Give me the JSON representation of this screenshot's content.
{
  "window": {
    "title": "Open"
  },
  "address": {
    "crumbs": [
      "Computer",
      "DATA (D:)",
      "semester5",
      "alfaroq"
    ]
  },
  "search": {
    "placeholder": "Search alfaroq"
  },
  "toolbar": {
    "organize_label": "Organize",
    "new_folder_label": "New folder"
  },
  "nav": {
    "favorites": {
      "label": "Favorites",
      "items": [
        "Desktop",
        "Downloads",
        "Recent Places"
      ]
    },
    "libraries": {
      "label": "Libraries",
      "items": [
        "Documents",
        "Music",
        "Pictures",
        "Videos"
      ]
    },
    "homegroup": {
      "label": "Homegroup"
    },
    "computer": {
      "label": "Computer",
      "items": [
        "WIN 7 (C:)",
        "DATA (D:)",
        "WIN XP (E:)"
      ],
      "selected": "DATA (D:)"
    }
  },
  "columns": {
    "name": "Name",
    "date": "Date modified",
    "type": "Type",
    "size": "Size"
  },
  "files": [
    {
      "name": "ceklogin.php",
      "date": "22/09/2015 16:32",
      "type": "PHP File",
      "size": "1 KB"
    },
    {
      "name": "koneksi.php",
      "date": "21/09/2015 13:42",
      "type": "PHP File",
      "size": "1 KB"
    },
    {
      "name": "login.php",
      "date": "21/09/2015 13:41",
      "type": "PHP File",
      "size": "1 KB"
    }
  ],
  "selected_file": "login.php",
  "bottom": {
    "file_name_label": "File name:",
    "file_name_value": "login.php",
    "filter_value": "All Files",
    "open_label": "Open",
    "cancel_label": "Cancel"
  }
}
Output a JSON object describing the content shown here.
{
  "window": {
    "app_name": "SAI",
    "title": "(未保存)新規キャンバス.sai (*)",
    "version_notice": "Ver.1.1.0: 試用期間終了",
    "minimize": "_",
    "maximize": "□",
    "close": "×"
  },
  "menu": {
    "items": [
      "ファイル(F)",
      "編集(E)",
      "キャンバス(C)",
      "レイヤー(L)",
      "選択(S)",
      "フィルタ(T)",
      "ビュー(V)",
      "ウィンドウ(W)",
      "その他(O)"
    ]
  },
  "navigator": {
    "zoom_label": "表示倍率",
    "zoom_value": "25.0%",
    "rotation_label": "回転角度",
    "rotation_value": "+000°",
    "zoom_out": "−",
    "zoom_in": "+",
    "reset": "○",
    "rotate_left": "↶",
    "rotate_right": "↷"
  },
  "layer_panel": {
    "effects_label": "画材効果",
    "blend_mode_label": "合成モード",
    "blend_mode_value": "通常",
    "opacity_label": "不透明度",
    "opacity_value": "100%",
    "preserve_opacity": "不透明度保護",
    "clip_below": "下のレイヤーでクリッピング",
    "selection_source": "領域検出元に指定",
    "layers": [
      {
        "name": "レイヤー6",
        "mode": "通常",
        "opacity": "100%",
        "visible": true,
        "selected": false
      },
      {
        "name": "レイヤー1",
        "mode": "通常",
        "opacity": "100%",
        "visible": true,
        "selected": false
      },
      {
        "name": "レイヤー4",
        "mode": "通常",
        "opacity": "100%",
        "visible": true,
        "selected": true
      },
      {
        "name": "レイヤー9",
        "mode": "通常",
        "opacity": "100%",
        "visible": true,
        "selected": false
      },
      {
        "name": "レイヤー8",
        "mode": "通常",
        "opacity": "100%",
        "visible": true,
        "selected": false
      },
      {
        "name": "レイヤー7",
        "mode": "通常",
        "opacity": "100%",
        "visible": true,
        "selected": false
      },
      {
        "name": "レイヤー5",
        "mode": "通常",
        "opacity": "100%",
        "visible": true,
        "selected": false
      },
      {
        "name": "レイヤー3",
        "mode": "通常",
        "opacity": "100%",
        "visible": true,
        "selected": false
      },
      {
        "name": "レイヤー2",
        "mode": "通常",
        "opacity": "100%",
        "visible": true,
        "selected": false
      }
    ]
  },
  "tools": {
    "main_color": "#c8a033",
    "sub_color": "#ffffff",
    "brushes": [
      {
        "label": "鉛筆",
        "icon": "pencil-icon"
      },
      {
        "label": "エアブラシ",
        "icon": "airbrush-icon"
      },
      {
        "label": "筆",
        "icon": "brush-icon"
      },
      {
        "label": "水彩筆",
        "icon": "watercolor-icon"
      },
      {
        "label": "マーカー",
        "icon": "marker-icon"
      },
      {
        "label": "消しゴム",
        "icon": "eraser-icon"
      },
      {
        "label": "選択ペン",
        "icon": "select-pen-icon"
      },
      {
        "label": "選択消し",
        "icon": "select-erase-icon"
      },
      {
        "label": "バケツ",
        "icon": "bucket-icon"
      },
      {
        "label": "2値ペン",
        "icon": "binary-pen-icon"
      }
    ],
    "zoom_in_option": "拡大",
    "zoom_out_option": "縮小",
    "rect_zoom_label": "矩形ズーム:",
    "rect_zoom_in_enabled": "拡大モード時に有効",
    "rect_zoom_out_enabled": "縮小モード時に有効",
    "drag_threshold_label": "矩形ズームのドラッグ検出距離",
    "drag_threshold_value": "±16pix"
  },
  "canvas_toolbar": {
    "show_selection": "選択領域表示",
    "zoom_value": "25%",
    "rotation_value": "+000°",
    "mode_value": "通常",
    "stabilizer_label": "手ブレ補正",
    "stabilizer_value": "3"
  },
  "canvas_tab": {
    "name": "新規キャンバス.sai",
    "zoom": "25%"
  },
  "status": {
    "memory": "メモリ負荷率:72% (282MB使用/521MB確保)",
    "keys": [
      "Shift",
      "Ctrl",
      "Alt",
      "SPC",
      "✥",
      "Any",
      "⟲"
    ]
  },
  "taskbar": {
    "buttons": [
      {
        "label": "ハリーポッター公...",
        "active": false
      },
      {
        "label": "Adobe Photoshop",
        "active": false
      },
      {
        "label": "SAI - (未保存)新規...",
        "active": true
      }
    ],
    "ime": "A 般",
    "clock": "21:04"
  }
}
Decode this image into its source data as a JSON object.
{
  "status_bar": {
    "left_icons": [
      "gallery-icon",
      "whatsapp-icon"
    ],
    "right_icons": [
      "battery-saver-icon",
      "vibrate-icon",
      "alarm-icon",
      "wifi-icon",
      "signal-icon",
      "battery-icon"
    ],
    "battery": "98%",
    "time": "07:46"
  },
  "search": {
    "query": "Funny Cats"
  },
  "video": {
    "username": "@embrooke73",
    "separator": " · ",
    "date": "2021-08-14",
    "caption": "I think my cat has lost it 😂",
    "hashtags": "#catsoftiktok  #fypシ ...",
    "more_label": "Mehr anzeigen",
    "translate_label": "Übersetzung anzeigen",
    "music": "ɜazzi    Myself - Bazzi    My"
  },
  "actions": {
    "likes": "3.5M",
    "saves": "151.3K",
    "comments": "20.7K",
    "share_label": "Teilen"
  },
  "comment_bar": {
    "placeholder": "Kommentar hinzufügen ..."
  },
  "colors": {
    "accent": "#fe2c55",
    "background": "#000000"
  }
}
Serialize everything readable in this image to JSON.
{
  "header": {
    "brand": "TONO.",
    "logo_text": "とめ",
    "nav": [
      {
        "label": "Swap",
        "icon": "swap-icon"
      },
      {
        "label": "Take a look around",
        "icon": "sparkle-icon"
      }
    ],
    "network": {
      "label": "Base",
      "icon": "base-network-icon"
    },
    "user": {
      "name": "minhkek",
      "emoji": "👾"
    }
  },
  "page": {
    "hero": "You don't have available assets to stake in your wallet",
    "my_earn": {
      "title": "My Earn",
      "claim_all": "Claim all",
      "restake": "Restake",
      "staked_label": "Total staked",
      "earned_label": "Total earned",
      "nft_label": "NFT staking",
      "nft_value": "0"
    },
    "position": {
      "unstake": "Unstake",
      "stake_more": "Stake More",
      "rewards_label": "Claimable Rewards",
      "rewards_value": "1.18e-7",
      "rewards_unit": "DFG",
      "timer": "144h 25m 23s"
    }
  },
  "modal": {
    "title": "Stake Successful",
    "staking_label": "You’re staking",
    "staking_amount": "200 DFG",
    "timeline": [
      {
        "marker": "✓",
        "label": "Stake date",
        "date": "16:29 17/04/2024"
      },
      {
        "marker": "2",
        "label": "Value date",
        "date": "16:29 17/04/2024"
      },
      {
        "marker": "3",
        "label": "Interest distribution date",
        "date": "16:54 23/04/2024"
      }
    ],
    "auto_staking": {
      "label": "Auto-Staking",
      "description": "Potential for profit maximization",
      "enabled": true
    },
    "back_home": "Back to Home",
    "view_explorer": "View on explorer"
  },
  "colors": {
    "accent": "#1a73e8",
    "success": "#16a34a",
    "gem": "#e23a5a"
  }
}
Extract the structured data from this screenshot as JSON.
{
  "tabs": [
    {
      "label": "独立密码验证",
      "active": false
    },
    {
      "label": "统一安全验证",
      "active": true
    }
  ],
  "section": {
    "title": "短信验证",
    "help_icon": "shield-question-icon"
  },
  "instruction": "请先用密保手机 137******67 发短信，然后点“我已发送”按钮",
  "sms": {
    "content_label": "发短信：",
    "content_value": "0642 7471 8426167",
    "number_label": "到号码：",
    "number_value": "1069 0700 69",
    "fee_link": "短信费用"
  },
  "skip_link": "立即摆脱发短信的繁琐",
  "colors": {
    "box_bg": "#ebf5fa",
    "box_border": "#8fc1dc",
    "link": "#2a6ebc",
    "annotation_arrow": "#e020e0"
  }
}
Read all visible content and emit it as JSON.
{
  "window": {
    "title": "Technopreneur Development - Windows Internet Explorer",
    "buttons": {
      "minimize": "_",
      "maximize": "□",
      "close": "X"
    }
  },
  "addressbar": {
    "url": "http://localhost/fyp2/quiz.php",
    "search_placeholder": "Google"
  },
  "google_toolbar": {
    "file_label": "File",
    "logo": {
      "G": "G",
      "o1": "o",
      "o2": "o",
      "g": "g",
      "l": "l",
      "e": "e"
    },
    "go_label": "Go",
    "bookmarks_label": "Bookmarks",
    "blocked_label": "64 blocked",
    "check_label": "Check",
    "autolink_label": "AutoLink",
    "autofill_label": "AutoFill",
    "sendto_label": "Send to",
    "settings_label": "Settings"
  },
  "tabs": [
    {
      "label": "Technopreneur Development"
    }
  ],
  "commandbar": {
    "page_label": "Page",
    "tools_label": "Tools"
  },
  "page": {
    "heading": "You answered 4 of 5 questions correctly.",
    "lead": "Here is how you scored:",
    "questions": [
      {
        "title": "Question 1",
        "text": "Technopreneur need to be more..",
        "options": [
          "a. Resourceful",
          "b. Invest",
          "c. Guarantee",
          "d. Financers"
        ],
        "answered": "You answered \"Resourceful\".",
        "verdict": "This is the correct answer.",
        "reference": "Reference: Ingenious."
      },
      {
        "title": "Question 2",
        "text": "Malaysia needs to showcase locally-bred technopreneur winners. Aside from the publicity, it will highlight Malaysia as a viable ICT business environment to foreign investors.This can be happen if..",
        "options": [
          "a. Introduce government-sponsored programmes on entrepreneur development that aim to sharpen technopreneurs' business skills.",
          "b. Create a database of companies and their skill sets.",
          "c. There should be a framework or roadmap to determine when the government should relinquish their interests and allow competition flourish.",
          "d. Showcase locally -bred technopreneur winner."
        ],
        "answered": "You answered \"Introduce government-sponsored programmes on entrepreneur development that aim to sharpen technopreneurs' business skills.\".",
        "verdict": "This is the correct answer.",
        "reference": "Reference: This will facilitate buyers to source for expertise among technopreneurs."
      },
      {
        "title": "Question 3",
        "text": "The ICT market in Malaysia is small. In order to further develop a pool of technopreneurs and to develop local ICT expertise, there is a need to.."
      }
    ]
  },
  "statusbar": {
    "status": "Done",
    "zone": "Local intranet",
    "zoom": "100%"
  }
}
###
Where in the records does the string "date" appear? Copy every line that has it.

    "date": "Date modified",
      "date": "22/09/2015 16:32",
      "date": "21/09/2015 13:42",
      "date": "21/09/2015 13:41",
    "date": "2021-08-14",
        "label": "Stake date",
        "date": "16:29 17/04/2024"
        "label": "Value date",
        "date": "16:29 17/04/2024"
        "label": "Interest distribution date",
        "date": "16:54 23/04/2024"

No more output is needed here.